### EXTRACTED INFORMATION
--- START ---
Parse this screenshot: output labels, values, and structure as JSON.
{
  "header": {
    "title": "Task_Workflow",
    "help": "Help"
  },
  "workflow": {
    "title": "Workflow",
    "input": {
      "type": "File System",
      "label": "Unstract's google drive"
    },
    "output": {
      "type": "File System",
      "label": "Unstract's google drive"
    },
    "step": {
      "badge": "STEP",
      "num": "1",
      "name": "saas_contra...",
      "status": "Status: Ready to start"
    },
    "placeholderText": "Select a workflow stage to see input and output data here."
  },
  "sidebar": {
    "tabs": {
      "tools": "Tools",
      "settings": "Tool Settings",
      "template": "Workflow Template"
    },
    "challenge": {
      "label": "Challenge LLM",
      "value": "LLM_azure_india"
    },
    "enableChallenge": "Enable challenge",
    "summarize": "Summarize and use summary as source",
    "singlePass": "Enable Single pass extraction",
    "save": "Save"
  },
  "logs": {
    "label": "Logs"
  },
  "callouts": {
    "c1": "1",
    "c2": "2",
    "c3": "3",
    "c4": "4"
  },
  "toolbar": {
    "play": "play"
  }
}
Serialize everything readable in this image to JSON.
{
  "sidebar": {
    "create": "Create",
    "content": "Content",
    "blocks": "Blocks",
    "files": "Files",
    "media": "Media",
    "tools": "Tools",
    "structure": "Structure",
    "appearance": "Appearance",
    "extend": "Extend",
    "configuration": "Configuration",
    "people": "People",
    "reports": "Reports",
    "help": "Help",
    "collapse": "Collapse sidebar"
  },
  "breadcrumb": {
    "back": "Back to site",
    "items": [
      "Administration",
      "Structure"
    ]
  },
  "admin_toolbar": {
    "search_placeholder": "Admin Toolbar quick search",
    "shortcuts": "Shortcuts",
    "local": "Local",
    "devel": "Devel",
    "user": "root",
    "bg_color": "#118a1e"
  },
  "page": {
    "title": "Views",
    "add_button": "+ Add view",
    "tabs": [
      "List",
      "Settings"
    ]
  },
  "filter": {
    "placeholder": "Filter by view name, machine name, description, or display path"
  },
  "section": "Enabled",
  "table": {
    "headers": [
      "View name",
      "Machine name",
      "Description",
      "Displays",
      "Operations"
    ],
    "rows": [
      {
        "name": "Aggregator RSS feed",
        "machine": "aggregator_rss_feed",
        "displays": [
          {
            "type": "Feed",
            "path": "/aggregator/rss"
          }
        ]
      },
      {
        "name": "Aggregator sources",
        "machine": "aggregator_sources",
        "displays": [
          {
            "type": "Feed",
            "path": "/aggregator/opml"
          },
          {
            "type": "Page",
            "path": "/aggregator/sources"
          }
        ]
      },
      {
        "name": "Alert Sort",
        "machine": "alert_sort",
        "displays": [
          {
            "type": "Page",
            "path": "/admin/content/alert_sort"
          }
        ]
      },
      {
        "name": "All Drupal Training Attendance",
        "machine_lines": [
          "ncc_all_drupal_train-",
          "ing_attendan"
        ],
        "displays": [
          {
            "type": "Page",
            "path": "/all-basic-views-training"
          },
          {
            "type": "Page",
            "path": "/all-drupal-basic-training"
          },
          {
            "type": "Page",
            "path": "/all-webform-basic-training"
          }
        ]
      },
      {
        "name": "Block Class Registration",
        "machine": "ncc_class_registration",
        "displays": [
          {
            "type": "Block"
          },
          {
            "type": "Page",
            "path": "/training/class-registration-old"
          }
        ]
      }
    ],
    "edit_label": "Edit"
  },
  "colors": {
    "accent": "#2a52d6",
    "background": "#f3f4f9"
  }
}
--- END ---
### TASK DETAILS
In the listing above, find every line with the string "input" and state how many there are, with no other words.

### ANSWER
2